Exactly 200 years ago, a newly chosen King of Siam, Chao Phya Chakri, moved the capital of his kingdom to a marshy lowland where he thought his people could grow rice.
The birth of Bangkok, thus, coincided with the start of Thailand's longest-lasting monarchy. While the Chakri dynasty remains revered, the city long ago lost its agricultural purpose and today ranks with government bureaucracy as a major economic problem.
''How we solve Bangkok's urban ills will determine our future,'' says Dr. Snoh Unakul, secretary-general of the National Economic and Social Development Board.
Only 16 percent of Thailand is urbanized. But 60 percent of the urban population lives in Bangkok, which is 45 times as big as the next largest city, Chiang Mai.
Loss of productivity can be measured by the two-hour commutes -- mostly idling in traffic -- for many workers. Such a concentration of urban wealth creates large income disparities with the rural poor, and government officials find it difficult not to bend to urban demands.
Thai academics call it ''the diseconomies of agglomeration.''
What may be just as urgent a problem is Bangkok's ''sinking feeling.'' City wells drawing water out of the mud base are dropping the land by some four inches a year. During rainy periods, some city streets are flooded for days. Unless costly new water supplies are found and more canals dug, the city could be below sea level by the year 2,000.
With some 5 million people in Bangkok now, the government hopes to cap the population at just over 8 million by 1990. Then it hopes peasant drift to the city will be reversed. With foreign assistance, eight ''secondary'' cities are being developed. Over 3,000 ''illegal'' factories are listed for removal. An elevated expressway being built over the city center to relieve traffic congestion is nearing completion, and an elevated rail line has been approved. Also, trucks are banned on city streets during daytime.

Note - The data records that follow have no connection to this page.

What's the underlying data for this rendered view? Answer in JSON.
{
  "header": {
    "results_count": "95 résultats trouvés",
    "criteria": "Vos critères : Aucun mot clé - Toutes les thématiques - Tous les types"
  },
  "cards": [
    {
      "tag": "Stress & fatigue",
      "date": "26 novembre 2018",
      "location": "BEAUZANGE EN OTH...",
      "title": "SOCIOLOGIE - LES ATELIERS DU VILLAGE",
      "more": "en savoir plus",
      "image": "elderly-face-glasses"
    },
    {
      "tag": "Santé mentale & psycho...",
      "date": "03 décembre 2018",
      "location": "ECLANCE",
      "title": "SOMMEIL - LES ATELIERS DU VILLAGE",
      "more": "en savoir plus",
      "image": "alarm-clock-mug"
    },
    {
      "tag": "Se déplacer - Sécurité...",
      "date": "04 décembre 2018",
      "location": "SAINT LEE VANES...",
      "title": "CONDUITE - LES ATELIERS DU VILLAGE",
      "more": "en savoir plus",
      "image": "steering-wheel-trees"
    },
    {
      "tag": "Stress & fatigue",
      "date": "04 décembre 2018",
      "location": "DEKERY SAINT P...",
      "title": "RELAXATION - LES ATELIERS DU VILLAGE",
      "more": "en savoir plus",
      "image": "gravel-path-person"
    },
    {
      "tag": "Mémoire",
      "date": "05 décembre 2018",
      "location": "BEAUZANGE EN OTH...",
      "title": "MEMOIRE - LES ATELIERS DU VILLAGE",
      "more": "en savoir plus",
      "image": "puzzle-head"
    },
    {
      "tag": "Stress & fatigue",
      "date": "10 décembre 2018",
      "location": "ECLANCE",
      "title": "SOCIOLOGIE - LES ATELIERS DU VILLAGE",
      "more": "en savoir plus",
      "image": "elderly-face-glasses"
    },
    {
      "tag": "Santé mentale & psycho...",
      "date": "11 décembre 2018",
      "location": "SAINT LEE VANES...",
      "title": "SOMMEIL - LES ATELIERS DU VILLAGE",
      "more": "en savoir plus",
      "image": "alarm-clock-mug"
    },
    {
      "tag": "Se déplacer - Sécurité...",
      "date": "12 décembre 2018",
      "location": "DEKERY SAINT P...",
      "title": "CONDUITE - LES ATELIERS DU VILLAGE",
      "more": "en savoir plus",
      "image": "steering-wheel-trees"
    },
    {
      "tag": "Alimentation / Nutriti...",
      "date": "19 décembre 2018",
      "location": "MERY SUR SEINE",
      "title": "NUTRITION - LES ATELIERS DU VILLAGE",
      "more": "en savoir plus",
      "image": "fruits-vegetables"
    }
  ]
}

Such measures are to buy time until the biggest alternative to Bangkok is developed, sometime in the 1990s. The Eastern Seaboard Project, as it is called, ''is our only hope,'' says the planning board's assistant secretary-general, Dr. Phisit Pakkasem.